YOUR TASK
Take each line from the entries that holds "content" and copy it out.

[INPUT DATA Boundary: Start]

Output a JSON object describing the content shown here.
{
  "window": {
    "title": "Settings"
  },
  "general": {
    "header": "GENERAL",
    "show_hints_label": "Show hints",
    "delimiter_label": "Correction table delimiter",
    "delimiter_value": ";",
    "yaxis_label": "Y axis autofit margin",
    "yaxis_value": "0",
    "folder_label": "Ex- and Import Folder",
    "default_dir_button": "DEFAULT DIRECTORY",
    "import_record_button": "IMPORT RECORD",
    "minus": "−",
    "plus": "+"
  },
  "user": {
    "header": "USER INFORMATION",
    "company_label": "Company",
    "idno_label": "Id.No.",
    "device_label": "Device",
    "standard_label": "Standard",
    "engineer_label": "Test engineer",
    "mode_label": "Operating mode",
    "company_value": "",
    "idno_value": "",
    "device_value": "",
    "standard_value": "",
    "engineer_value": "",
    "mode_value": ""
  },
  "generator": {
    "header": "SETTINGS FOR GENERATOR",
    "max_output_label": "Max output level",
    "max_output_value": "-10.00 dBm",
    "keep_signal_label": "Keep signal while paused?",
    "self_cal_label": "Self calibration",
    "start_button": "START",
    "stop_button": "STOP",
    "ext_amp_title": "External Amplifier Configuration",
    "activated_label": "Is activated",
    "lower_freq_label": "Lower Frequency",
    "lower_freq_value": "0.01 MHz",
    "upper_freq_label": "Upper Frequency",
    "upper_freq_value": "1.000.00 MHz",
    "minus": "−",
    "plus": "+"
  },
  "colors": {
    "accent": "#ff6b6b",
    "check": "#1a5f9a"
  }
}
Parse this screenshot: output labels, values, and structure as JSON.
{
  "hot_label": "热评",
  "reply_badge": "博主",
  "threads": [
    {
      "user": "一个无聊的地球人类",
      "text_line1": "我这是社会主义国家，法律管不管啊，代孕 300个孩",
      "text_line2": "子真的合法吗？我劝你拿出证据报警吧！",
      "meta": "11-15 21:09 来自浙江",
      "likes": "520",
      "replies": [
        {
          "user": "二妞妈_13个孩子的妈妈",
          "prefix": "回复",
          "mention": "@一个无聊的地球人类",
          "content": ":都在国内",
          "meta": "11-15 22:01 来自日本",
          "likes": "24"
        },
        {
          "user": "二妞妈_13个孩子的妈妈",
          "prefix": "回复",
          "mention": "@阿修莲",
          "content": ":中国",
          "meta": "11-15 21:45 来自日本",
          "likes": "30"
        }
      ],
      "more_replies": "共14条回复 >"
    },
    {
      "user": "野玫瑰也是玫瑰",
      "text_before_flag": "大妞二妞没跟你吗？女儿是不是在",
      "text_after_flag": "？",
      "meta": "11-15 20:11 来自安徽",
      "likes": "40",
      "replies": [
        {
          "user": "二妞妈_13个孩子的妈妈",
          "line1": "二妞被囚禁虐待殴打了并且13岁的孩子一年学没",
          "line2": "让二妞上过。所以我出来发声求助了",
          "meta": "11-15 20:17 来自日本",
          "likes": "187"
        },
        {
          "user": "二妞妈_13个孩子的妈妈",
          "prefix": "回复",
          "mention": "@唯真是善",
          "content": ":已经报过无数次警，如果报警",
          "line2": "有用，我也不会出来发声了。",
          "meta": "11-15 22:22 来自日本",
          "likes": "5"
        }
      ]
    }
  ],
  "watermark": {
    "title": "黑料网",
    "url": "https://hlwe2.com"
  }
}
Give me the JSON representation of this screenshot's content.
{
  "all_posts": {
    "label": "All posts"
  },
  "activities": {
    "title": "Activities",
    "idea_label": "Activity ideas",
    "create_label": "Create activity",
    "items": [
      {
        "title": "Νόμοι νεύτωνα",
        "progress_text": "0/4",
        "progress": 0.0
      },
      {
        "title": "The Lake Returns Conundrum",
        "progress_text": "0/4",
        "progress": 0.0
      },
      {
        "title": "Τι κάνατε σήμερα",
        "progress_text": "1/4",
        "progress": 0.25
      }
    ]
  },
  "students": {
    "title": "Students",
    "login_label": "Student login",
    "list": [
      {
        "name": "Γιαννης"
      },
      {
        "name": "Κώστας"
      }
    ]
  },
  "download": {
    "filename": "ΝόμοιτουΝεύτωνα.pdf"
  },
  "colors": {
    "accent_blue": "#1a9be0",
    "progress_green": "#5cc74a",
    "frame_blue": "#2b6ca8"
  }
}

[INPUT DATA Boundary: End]

WRITTEN RESPONSE
Output a JSON object describing the content shown here.
          "content": ":都在国内",
          "content": ":中国",
          "content": ":已经报过无数次警，如果报警",
Give me the JSON representation of this screenshot's content.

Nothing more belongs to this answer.